## TASK BRIEF
Search the data for the word "ドメイン" and copy every line where it occurs.

______________________________

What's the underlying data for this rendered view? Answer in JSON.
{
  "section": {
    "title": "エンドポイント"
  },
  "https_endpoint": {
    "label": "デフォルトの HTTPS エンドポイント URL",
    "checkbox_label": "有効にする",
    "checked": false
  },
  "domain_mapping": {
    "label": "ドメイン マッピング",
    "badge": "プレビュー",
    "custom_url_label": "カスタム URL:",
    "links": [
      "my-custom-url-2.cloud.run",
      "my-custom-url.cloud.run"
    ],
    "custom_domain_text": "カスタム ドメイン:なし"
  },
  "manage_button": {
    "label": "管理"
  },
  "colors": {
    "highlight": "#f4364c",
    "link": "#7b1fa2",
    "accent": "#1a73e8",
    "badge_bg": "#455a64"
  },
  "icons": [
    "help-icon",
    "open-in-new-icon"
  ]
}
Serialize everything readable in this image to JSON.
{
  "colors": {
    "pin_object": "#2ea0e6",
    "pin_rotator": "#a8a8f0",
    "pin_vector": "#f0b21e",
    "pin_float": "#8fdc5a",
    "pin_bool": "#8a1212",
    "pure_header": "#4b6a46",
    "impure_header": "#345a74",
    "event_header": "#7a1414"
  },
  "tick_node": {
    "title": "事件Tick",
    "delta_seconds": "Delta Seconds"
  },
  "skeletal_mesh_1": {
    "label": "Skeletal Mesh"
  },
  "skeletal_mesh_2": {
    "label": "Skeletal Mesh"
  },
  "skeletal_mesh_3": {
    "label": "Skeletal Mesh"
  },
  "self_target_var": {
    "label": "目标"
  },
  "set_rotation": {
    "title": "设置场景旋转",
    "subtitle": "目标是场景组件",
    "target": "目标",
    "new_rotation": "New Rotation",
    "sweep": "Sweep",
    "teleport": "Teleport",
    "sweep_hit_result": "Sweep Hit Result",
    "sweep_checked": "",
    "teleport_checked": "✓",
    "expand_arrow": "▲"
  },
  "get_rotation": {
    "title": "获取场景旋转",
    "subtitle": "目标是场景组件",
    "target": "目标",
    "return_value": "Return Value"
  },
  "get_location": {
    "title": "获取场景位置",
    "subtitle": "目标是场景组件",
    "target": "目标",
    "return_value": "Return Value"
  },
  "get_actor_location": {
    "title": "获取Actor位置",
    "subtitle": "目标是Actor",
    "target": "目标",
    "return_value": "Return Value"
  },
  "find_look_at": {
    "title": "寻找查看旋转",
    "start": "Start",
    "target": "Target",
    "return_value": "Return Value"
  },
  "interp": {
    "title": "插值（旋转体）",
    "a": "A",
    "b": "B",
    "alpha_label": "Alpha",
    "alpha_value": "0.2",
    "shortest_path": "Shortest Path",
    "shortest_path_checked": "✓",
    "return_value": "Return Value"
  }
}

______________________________

## RESULT OF THE EXERCISE
    "label": "ドメイン マッピング",
    "custom_domain_text": "カスタム ドメイン:なし"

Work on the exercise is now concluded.